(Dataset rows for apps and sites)
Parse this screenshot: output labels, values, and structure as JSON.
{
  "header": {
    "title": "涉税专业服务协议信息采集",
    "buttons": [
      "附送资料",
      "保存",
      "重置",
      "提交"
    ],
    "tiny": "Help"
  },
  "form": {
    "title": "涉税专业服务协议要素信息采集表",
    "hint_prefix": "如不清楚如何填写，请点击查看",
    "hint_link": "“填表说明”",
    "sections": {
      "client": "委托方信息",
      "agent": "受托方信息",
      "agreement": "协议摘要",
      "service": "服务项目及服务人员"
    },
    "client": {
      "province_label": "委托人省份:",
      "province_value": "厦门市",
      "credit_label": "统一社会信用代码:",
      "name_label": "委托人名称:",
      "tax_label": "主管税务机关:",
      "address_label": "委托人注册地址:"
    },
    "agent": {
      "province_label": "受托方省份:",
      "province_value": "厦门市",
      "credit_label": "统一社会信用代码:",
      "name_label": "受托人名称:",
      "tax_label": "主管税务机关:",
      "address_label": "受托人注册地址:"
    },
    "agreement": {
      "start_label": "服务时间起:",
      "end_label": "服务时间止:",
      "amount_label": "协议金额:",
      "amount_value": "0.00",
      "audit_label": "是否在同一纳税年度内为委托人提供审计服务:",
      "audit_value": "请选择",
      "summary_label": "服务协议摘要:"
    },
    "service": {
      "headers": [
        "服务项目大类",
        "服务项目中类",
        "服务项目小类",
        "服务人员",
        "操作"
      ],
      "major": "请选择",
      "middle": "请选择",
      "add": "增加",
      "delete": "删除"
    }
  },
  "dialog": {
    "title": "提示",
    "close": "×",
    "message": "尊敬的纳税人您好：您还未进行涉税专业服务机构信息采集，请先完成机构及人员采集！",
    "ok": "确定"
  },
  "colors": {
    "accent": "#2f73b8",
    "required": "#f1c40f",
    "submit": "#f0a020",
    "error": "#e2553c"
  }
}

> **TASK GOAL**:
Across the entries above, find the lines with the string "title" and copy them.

> **ANSWER BOX**:
    "title": "涉税专业服务协议信息采集",
    "title": "涉税专业服务协议要素信息采集表",
    "title": "提示",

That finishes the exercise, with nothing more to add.